In too many areas, government is trying to deal with 1990s problems by employing 1960s solutions. The Workers' Compensation Board is a classic example of an agency that isn't keeping pace with change. Its premium hikes are threatening to drive some companies out of business and are preventing many others from hiring new employees. Its unfunded liability is an $11 billion dollar noose around our necks.
I can't put it more bluntly than did Premier McKenna of New Brunswick, who told me a few weeks ago, "With your workers' compensation system, I'll beat you to new investment 10 times out of 10."
The Liberal Party will reform the system, making it both solvent and able to meet the needs of employers and workers. We'll freeze premiums and get the unfunded liability under control by reducing administrative costs and providing better investment management. We will start by putting an experienced insurance executive at the head of the WCB. That's where reform begins. We don't need a commission of inquiry into the WCB that will chew up $2 million dollars of taxpayers' money and delay action for two years. It's clear what needs to be done. It's time to start doing it.
Training is another area where the government's approach has been woefully out of date. Big, centralised programmes aren't the answer to Ontario's training needs. A Liberal government will turn that around. We'll involve communities and local industries in designing and delivering training programmes. We'll work with the people who create jobs--people who understand in a way that government never will--what our training needs are today and what they will be tomorrow.

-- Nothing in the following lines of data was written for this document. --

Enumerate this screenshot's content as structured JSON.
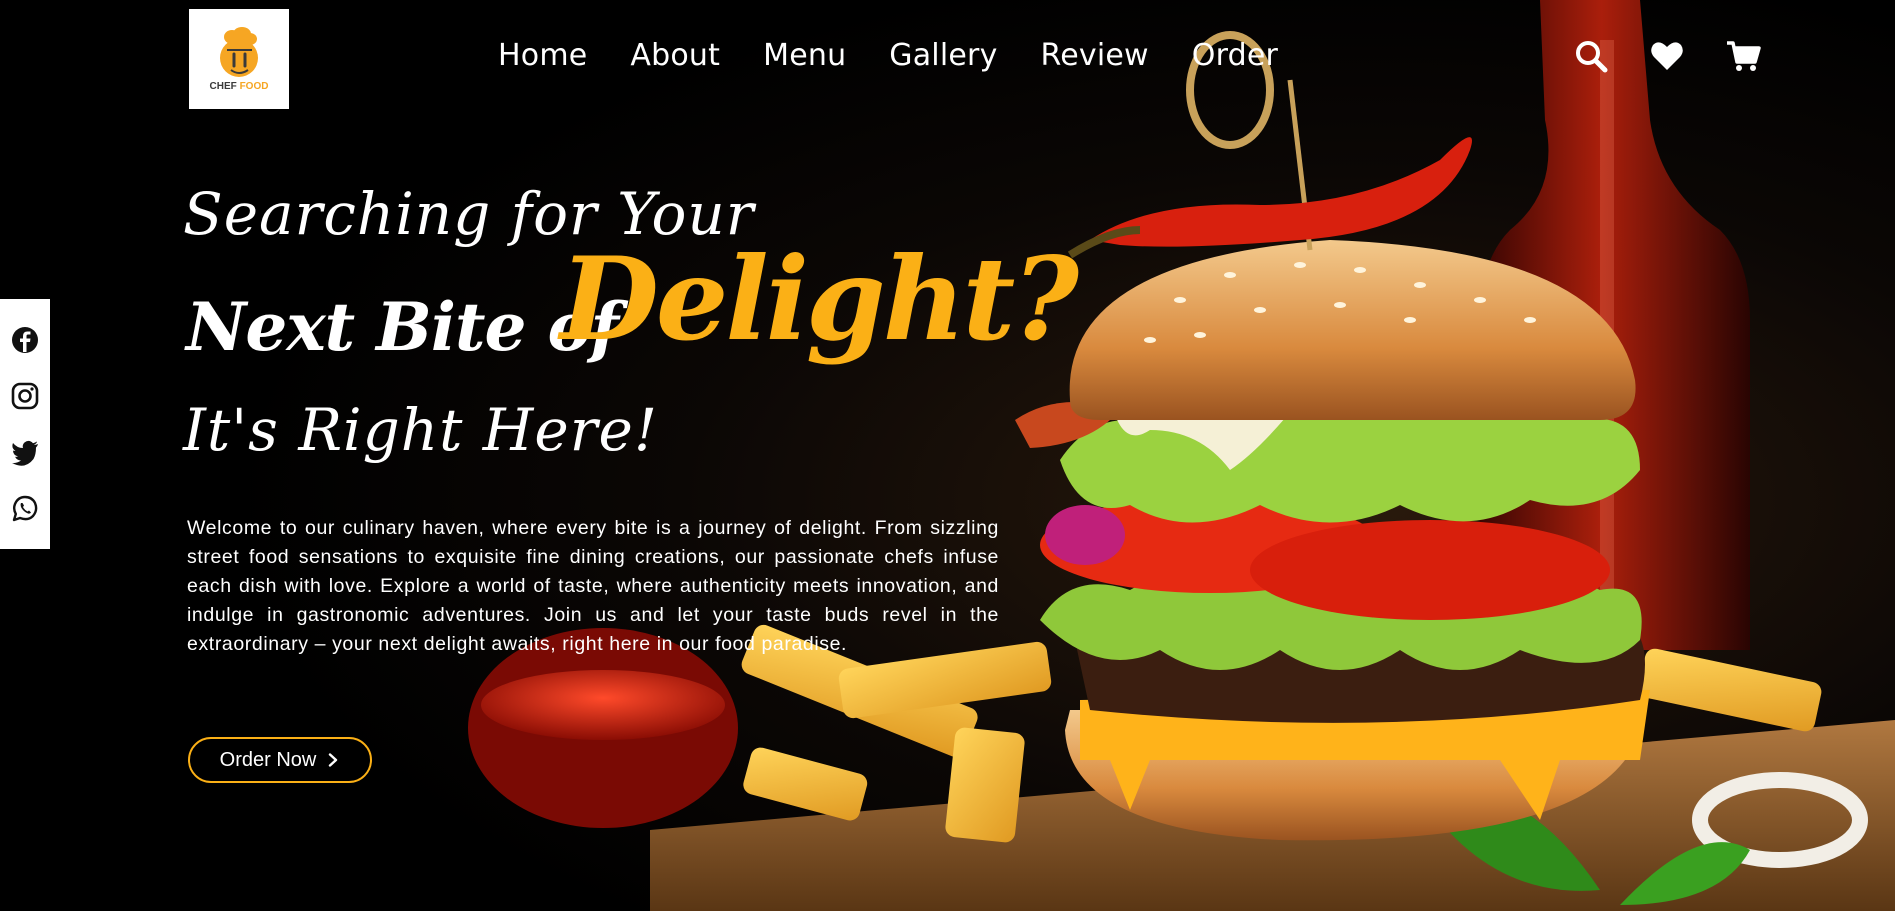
{
  "brand": {
    "logo_text_dark": "CHEF",
    "logo_text_accent": "FOOD",
    "logo_icon": "chef-hat-face-icon"
  },
  "nav": {
    "items": [
      "Home",
      "About",
      "Menu",
      "Gallery",
      "Review",
      "Order"
    ]
  },
  "header_icons": [
    "search-icon",
    "heart-icon",
    "cart-icon"
  ],
  "social_icons": [
    "facebook-icon",
    "instagram-icon",
    "twitter-icon",
    "whatsapp-icon"
  ],
  "hero": {
    "line1": "Searching for Your",
    "line2": "Next Bite of",
    "line2_accent": "Delight?",
    "line3": "It's Right Here!",
    "intro": "Welcome to our culinary haven, where every bite is a journey of delight. From sizzling street food sensations to exquisite fine dining creations, our passionate chefs infuse each dish with love. Explore a world of taste, where authenticity meets innovation, and indulge in gastronomic adventures. Join us and let your taste buds revel in the extraordinary – your next delight awaits, right here in our food paradise.",
    "cta_label": "Order Now",
    "cta_icon": "chevron-right-icon"
  },
  "colors": {
    "accent": "#fbb016",
    "background": "#000000",
    "text": "#ffffff"
  }
}
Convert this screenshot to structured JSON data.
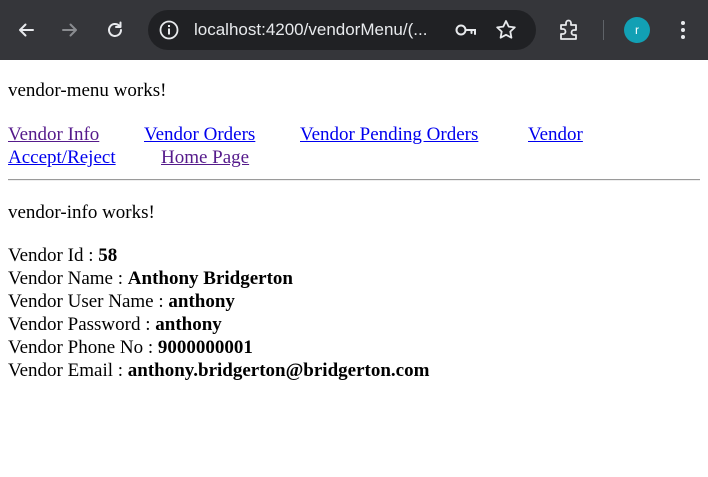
{
  "browser": {
    "url": "localhost:4200/vendorMenu/(...",
    "profile_initial": "r",
    "profile_color": "#12a0b4"
  },
  "page": {
    "menu_heading": "vendor-menu works!",
    "nav_links": [
      "Vendor Info",
      "Vendor Orders",
      "Vendor Pending Orders",
      "Vendor",
      "Accept/Reject",
      "Home Page"
    ],
    "info_heading": "vendor-info works!",
    "fields": [
      {
        "label": "Vendor Id : ",
        "value": "58"
      },
      {
        "label": "Vendor Name : ",
        "value": "Anthony Bridgerton"
      },
      {
        "label": "Vendor User Name : ",
        "value": "anthony"
      },
      {
        "label": "Vendor Password : ",
        "value": "anthony"
      },
      {
        "label": "Vendor Phone No : ",
        "value": "9000000001"
      },
      {
        "label": "Vendor Email : ",
        "value": "anthony.bridgerton@bridgerton.com"
      }
    ]
  },
  "colors": {
    "link": "#0000ee",
    "visited_link": "#551a8b",
    "chrome_bg": "#35363a",
    "omnibox_bg": "#202124"
  }
}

Training and the WCB are just two areas. But whether it's reforming MPP pensions to end "double dipping," or reducing the bloated staffs of cabinet ministers, we'll bring government into sync with the realities of the 90s.Conclusion: Realistic and Practical Solutions
Ladies and gentlemen, the ideas I've put forward today are not earth-shattering or revolutionary. But Ontarians have felt the earth shake quite enough around Queen's Park the past few years. And while revolutions may make for good slogans, slogans are not what we need.
What we need is a government that understands that its role is to stimulate, not to suffocate. A government that can manage effectively, instead of lurching along from one crisis to the next. A government that understands how to modernise the operation of government itself.
That's the kind of government I want to lead. A government that can work with people and put into action ideas that are sensible, doable and fiscally responsible.
I won't promise you the moon--and then begin backing away from those promises the day after the election. My commitments have been carefully designed and accurately costed to make the best of Ontario's resources.
I promise to dedicate myself to creating a people's recovery--a recovery in whose benefits every Ontarian can share.
It's time Ontario had that kind of leadership. Thank you.
The appreciation of the meeting was expressed by Julie Hannaford, Partner, Borden & Elliot and 1st Vice-President and President-Elect, The Empire Club of Canada.